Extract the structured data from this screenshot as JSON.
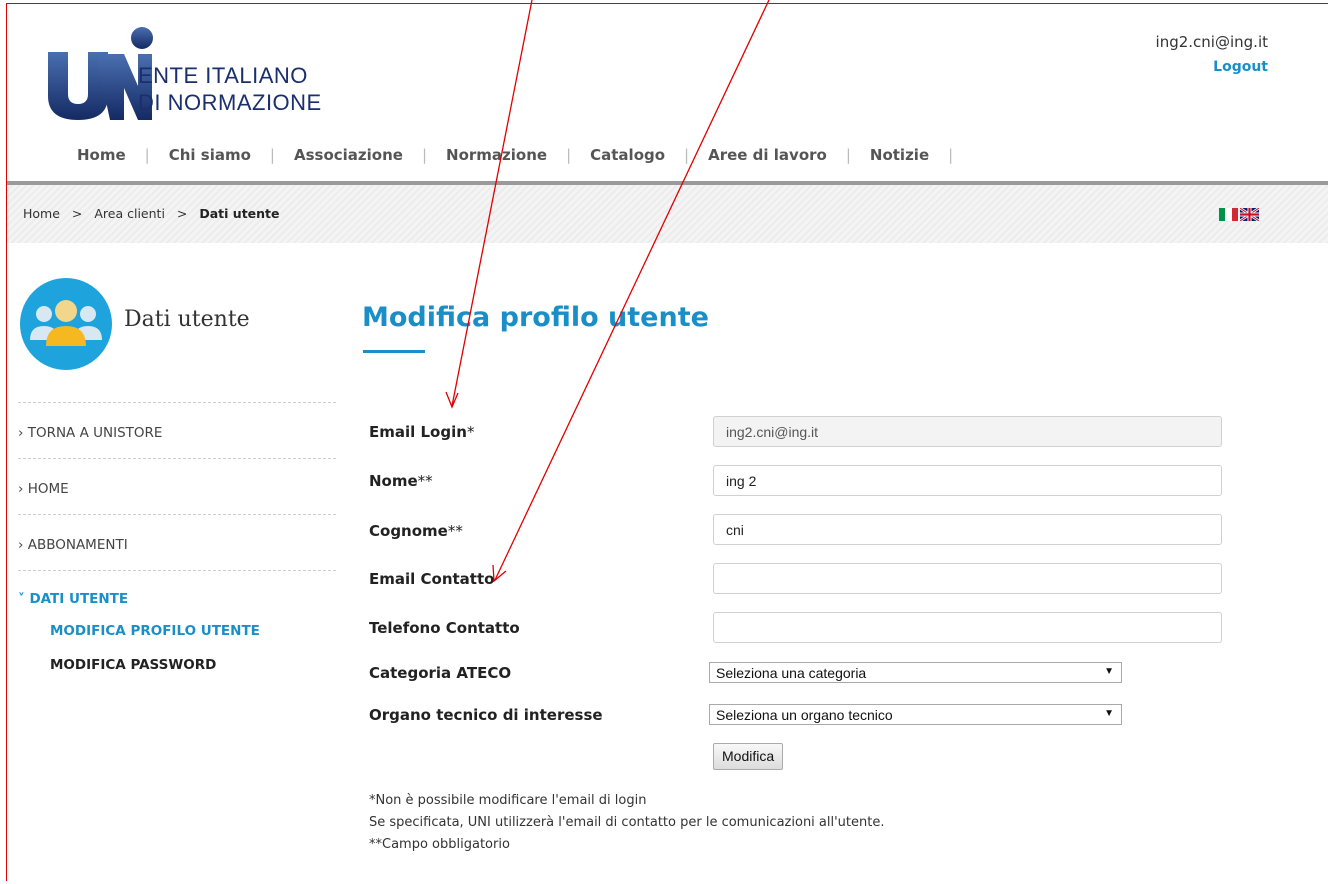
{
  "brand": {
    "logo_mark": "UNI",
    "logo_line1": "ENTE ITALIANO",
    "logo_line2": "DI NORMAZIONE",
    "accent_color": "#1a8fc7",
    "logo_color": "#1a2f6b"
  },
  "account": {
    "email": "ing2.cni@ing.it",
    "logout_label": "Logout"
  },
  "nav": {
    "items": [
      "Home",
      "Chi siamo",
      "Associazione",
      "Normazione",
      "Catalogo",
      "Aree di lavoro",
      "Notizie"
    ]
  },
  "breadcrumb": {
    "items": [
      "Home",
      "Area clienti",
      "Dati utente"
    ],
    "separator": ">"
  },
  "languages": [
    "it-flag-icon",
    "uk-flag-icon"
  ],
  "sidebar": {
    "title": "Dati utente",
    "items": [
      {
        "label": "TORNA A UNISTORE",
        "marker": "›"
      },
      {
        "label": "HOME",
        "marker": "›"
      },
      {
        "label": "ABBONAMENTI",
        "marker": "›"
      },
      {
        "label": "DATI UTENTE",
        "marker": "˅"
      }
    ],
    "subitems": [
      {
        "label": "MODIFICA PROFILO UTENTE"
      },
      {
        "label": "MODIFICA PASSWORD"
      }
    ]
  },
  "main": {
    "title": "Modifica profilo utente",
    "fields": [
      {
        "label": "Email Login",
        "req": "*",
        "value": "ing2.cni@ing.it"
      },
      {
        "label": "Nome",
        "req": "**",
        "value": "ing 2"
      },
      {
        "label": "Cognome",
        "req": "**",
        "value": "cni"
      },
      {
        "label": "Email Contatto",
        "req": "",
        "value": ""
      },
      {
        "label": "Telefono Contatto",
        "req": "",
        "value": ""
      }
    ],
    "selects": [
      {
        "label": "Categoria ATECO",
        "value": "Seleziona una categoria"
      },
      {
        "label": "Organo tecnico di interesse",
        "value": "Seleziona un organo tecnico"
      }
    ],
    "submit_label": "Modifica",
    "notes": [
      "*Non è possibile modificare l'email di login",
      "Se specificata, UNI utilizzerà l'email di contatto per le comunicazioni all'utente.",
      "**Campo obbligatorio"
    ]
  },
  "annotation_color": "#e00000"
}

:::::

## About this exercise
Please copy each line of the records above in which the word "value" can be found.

## Problem solution
        "value": "ing2.cni@ing.it"
        "value": "ing 2"
        "value": "cni"
        "value": ""
        "value": ""
        "value": "Seleziona una categoria"
        "value": "Seleziona un organo tecnico"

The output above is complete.